Many wise people have suggested over the years, that children are more in touch with the intuitive side of things than adults. Children seem to exist in a world full of their imagination; and as they age this tends to dissipate. Of course, adults and parents are concerned that kids know the difference between the truth and imagination. In some ways, their proclivity toward intuition is discouraged by the process called ‘growing up’. Objective realty, if something such as this actually exists, is an agreement between human beings to see the basic properties of things in much the same way. This is the colour red, this is a table, this is a tree … and so on.

A Kid’s Guide to Intuition

In actual fact, we all see these things slightly differently, but sanity (another agreement) calls upon us to disregard the minutiae. Intuition is a non-logical sense of knowing or a premonition that is something is about to occur. Intuition lives on the borderland between imagination and reality. It is a shady half-world of inchoate things and happenings. Children are naturally more inclined to trust their intuitive sides, but the adult world frowns upon this peculiarity. We don’t want our kids to be in possession of any powers beyond our own limitations.

The whole idea of psychic guides – Red Indian Chief’s spirits long departed and Egyptian High Priests in the Temple of isis – are also part imagination and part intuition. They exist inside the minds of psychics and channels in that half-world of possibilities and endings. Perhaps, these gifted folk are at heart, still kids, who never had the magic knocked out of them. Peter Pans and Wendys communicating with Pirate Kings and Lost Boys, who may have a special message for you or me.

A kid’s guide to intuition should be based on an appreciation of the child’s sensitivities. Trusting oneself is, often, a lifetime’s quest. Is that because we disempower our children? Discourage their leaps of faith and put them back in the box too often? Perhaps, humanity needs to trust its children more often. Listen more intently to their fantasies and imaginings. Decipher some pattern or information in the half-light of the intuitive realm. We have named all the streets and towns, rivers, parks and countries.

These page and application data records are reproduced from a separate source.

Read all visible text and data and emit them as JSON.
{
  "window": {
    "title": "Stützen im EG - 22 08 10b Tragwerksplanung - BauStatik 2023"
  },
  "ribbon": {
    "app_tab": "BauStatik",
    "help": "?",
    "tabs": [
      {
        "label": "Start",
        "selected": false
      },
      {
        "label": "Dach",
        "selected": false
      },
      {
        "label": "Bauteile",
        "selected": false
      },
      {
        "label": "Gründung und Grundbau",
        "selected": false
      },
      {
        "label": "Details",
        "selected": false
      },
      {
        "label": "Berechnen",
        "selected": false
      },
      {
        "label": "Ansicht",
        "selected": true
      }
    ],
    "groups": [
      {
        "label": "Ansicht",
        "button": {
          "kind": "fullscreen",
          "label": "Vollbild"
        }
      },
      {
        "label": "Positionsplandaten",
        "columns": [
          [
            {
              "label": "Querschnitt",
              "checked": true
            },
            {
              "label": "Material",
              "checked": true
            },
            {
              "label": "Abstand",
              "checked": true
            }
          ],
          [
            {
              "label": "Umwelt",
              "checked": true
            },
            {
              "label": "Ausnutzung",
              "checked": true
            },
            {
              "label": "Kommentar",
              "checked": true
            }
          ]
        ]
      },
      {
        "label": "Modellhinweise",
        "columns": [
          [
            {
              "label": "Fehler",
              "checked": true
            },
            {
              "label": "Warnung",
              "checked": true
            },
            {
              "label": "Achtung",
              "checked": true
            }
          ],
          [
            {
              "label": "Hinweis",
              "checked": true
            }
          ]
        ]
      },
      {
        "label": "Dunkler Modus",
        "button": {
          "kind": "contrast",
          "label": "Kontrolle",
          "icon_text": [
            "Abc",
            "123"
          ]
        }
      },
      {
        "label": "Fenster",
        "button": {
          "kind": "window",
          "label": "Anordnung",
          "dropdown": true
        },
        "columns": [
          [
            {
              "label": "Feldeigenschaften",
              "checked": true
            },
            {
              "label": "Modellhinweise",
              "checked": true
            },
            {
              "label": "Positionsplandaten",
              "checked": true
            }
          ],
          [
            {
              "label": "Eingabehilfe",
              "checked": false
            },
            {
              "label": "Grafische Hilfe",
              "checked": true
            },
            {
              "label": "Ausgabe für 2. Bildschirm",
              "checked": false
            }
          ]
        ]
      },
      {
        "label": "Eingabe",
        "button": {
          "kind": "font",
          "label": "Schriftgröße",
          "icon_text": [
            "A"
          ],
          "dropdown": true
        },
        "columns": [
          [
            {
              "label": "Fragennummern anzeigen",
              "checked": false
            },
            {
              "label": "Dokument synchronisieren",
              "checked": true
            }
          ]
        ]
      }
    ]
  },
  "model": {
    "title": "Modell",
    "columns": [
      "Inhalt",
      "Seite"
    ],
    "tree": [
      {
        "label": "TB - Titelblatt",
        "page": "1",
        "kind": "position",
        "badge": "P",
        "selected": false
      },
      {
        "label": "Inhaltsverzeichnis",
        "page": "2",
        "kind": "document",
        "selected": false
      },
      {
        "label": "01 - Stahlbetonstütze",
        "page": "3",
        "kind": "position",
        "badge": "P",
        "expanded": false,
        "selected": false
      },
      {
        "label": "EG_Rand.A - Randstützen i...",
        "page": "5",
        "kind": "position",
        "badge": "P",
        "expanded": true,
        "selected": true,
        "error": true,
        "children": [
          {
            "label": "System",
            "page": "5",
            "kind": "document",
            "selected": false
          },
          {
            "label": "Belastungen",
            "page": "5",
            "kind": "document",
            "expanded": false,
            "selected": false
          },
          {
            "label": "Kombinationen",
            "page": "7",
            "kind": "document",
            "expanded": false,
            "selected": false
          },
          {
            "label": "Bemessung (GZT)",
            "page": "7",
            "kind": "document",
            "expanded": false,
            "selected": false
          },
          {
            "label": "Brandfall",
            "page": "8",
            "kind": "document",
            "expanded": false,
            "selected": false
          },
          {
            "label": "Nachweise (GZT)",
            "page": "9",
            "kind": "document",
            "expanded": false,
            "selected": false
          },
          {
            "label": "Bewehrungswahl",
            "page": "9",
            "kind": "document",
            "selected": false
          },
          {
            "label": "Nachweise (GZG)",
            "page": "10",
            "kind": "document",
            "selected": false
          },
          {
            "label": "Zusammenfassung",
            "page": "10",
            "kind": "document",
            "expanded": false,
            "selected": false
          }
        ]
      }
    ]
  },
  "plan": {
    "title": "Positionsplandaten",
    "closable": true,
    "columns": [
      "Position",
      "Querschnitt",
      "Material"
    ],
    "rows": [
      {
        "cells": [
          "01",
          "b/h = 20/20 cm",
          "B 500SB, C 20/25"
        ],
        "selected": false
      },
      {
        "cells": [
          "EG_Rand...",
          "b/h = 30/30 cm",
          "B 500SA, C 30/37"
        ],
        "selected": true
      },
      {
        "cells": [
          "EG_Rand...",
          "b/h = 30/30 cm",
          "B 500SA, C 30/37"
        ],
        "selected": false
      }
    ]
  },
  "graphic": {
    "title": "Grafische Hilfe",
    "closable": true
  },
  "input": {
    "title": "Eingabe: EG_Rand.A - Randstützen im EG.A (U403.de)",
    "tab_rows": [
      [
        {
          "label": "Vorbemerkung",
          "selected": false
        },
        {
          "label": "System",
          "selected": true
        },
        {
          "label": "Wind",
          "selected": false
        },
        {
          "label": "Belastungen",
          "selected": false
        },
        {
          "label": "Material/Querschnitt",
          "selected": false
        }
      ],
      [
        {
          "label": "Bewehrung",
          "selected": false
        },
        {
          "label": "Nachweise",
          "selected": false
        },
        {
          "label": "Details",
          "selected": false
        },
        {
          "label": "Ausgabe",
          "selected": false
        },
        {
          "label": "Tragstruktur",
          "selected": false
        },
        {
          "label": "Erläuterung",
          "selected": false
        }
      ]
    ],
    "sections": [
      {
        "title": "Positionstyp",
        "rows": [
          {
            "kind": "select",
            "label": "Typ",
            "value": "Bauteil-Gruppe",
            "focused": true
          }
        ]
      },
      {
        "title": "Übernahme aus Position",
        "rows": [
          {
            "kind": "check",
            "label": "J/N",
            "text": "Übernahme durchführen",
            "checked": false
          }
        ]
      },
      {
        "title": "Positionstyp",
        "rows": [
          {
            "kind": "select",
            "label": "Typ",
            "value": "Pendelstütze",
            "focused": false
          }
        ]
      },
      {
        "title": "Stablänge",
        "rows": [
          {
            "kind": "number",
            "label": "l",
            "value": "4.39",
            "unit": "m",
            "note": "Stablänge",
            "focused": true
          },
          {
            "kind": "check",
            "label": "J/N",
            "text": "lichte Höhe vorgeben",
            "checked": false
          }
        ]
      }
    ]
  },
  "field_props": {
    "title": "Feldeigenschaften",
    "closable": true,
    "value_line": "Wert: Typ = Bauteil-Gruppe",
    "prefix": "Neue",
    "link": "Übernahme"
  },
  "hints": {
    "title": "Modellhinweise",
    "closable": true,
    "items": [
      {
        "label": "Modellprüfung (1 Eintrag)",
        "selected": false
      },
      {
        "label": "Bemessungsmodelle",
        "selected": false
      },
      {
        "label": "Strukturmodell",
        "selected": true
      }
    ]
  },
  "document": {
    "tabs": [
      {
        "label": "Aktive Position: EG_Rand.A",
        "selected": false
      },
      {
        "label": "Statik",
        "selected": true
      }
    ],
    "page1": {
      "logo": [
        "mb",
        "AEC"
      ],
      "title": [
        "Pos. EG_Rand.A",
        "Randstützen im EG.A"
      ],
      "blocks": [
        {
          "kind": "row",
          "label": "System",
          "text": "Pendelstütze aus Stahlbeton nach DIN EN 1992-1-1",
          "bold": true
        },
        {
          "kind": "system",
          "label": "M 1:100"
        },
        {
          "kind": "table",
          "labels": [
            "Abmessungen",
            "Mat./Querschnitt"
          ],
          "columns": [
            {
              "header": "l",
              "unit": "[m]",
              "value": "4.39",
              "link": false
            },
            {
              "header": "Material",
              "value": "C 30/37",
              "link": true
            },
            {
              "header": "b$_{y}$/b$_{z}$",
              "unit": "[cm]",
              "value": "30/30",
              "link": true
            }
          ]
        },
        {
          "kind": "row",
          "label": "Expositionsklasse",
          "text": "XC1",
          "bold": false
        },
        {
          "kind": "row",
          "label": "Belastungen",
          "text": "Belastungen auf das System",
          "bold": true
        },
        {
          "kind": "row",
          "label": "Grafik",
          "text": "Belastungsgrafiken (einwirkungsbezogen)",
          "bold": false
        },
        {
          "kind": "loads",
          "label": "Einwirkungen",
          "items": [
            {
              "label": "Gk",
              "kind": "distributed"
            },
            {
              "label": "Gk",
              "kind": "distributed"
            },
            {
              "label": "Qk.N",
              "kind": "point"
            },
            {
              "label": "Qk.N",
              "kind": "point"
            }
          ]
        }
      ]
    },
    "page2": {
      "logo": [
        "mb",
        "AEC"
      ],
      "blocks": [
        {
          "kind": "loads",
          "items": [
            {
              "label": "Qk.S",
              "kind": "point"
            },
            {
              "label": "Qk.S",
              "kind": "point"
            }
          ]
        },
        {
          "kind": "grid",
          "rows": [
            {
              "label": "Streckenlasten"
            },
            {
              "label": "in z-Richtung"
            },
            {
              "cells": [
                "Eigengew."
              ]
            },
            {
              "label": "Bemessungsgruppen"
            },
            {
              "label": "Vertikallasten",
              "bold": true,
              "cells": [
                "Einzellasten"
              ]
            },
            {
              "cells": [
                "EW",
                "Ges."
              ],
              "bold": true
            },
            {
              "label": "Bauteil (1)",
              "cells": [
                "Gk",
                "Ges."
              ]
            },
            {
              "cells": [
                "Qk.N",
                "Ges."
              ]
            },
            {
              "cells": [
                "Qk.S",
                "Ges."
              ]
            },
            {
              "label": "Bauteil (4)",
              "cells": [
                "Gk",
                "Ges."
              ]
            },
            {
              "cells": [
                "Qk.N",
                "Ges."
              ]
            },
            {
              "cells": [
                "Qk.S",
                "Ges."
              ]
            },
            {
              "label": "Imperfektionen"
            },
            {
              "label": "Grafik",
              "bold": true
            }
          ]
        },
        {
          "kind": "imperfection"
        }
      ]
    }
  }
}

We, as adults, have pricked the balloons of imagination and sent them flaccid to the floor. The world of reality has been ironed flat, etched out in black and white; and we invite our kids to live inside that.